Work order
Do any lines in the data below contain "legend"? If so, copy every one of them.

Exercise materials
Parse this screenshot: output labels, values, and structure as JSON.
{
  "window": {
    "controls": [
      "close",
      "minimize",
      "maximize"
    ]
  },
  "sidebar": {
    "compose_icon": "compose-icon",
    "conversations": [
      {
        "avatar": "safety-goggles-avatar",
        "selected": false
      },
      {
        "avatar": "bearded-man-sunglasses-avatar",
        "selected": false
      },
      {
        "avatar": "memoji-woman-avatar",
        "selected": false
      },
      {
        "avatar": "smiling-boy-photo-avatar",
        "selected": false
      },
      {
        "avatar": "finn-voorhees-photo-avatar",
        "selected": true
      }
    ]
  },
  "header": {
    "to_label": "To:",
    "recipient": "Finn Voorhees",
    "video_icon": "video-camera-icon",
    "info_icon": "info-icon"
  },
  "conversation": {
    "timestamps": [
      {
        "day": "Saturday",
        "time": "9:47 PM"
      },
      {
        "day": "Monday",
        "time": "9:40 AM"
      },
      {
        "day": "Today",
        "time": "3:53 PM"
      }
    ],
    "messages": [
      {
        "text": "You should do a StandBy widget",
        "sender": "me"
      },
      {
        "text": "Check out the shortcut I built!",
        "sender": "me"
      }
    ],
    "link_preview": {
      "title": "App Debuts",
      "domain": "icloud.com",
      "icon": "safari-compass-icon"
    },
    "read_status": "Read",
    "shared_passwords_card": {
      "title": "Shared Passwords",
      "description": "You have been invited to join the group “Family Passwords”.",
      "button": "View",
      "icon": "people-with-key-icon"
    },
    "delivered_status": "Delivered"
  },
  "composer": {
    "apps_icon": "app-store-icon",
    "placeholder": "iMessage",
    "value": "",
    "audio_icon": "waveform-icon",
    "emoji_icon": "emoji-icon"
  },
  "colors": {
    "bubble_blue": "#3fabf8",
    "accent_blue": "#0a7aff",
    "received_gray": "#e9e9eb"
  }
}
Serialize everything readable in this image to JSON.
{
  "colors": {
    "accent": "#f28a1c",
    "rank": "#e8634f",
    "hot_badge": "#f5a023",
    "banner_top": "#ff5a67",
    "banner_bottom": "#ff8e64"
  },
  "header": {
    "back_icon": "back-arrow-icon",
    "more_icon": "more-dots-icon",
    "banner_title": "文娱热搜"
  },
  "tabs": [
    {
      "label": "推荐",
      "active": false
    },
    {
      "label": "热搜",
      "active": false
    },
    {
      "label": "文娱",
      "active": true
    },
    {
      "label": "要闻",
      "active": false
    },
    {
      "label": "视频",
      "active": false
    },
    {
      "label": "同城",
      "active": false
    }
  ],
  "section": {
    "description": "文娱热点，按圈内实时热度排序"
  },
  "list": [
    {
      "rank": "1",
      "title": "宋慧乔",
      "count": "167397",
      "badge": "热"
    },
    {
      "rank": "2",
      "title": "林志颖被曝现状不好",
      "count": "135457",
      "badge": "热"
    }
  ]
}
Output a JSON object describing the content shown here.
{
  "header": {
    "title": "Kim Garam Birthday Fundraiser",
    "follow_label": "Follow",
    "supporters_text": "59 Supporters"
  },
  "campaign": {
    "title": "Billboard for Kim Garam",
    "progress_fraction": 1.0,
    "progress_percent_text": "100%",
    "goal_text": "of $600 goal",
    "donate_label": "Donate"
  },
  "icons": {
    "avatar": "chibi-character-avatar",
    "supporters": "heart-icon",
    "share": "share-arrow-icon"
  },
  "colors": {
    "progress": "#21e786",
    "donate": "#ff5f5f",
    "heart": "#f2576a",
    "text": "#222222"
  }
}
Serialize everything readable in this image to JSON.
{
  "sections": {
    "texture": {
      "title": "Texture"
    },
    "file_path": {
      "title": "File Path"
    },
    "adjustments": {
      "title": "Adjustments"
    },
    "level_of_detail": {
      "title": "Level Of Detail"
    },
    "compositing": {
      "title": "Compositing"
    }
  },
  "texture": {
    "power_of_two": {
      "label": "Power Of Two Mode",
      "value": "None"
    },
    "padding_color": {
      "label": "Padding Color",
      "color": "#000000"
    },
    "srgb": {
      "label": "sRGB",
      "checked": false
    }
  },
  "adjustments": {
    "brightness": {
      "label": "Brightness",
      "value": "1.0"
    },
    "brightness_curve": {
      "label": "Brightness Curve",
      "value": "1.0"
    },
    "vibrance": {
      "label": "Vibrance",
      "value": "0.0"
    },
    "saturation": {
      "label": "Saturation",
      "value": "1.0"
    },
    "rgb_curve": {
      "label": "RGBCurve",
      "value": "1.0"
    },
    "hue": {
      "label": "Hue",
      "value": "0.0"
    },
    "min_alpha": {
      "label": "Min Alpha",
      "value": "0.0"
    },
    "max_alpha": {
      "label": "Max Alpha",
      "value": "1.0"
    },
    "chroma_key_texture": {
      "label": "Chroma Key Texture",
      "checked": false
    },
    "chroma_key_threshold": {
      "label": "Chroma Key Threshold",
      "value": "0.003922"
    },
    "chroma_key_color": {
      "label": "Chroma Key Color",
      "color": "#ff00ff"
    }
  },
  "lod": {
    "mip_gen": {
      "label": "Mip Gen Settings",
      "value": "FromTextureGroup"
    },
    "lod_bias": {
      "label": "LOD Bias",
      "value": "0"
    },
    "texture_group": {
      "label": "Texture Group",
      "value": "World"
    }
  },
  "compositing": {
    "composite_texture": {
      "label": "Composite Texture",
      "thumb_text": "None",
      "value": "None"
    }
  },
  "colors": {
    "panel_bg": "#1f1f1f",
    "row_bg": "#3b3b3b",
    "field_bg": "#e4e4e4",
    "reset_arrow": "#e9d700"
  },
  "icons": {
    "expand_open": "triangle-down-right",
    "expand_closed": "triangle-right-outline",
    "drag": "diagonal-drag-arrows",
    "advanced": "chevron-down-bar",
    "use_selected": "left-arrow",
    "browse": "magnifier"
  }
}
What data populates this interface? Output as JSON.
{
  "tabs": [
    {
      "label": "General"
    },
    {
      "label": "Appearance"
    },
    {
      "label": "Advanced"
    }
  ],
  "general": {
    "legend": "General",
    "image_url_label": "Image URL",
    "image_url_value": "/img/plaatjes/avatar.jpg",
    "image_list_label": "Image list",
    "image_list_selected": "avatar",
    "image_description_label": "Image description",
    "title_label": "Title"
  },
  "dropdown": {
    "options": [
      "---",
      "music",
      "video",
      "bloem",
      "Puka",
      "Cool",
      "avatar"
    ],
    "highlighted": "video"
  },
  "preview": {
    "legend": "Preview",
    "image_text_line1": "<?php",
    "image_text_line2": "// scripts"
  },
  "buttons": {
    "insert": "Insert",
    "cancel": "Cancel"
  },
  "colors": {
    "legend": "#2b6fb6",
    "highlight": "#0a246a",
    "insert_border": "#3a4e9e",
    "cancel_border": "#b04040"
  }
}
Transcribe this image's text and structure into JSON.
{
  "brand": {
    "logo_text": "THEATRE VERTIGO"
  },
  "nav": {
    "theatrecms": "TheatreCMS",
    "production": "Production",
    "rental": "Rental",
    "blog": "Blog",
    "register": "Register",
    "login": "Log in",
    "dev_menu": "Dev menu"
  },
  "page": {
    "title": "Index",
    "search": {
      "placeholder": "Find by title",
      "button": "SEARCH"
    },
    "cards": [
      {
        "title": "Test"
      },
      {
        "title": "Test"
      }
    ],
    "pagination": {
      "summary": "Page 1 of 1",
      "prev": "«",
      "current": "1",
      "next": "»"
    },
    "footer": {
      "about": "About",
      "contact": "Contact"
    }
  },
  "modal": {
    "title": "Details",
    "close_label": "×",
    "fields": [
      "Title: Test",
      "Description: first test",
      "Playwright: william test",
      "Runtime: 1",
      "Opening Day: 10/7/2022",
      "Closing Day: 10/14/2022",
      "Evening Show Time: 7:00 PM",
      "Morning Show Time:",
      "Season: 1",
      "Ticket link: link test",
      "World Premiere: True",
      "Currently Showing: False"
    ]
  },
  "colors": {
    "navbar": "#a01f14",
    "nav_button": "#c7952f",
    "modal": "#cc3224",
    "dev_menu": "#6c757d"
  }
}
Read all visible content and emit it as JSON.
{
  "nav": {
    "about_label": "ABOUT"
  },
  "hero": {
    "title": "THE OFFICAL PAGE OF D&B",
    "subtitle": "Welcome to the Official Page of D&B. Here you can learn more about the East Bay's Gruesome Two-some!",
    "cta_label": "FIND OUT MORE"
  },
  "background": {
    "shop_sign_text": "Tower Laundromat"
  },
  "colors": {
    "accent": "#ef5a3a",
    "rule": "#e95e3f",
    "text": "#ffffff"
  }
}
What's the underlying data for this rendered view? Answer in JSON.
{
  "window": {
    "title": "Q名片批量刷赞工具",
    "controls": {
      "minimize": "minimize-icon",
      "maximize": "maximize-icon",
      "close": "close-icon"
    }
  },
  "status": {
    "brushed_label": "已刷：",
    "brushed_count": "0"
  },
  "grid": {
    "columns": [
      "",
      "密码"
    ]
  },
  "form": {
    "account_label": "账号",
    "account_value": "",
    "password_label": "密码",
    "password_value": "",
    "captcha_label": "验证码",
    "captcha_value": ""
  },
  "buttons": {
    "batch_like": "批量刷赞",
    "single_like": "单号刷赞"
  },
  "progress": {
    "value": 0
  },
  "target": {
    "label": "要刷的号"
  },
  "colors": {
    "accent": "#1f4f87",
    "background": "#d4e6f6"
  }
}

Answer section
    "legend": "General",
    "legend": "Preview",
    "legend": "#2b6fb6",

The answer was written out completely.